* _Task details_: Could you copy all of the records below exactly as they appear?

Excerpts from an interface dataset:

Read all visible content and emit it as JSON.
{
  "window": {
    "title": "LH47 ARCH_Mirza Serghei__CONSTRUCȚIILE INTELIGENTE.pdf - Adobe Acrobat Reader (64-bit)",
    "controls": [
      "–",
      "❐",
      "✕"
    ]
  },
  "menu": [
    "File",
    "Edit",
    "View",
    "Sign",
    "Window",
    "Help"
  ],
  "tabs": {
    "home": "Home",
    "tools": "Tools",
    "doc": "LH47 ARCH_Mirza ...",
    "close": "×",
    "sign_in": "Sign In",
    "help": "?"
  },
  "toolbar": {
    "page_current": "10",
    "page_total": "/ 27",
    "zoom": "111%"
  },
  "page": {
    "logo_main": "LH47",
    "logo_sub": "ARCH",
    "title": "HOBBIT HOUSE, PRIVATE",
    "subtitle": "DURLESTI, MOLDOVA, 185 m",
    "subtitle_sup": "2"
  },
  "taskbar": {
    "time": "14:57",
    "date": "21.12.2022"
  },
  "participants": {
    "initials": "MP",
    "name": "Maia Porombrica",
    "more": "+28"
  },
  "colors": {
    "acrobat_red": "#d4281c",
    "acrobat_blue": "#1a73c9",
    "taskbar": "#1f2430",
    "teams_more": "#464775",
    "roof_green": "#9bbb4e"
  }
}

* _Solution_:
Read all visible content and emit it as JSON.
{
  "window": {
    "title": "LH47 ARCH_Mirza Serghei__CONSTRUCȚIILE INTELIGENTE.pdf - Adobe Acrobat Reader (64-bit)",
    "controls": [
      "–",
      "❐",
      "✕"
    ]
  },
  "menu": [
    "File",
    "Edit",
    "View",
    "Sign",
    "Window",
    "Help"
  ],
  "tabs": {
    "home": "Home",
    "tools": "Tools",
    "doc": "LH47 ARCH_Mirza ...",
    "close": "×",
    "sign_in": "Sign In",
    "help": "?"
  },
  "toolbar": {
    "page_current": "10",
    "page_total": "/ 27",
    "zoom": "111%"
  },
  "page": {
    "logo_main": "LH47",
    "logo_sub": "ARCH",
    "title": "HOBBIT HOUSE, PRIVATE",
    "subtitle": "DURLESTI, MOLDOVA, 185 m",
    "subtitle_sup": "2"
  },
  "taskbar": {
    "time": "14:57",
    "date": "21.12.2022"
  },
  "participants": {
    "initials": "MP",
    "name": "Maia Porombrica",
    "more": "+28"
  },
  "colors": {
    "acrobat_red": "#d4281c",
    "acrobat_blue": "#1a73c9",
    "taskbar": "#1f2430",
    "teams_more": "#464775",
    "roof_green": "#9bbb4e"
  }
}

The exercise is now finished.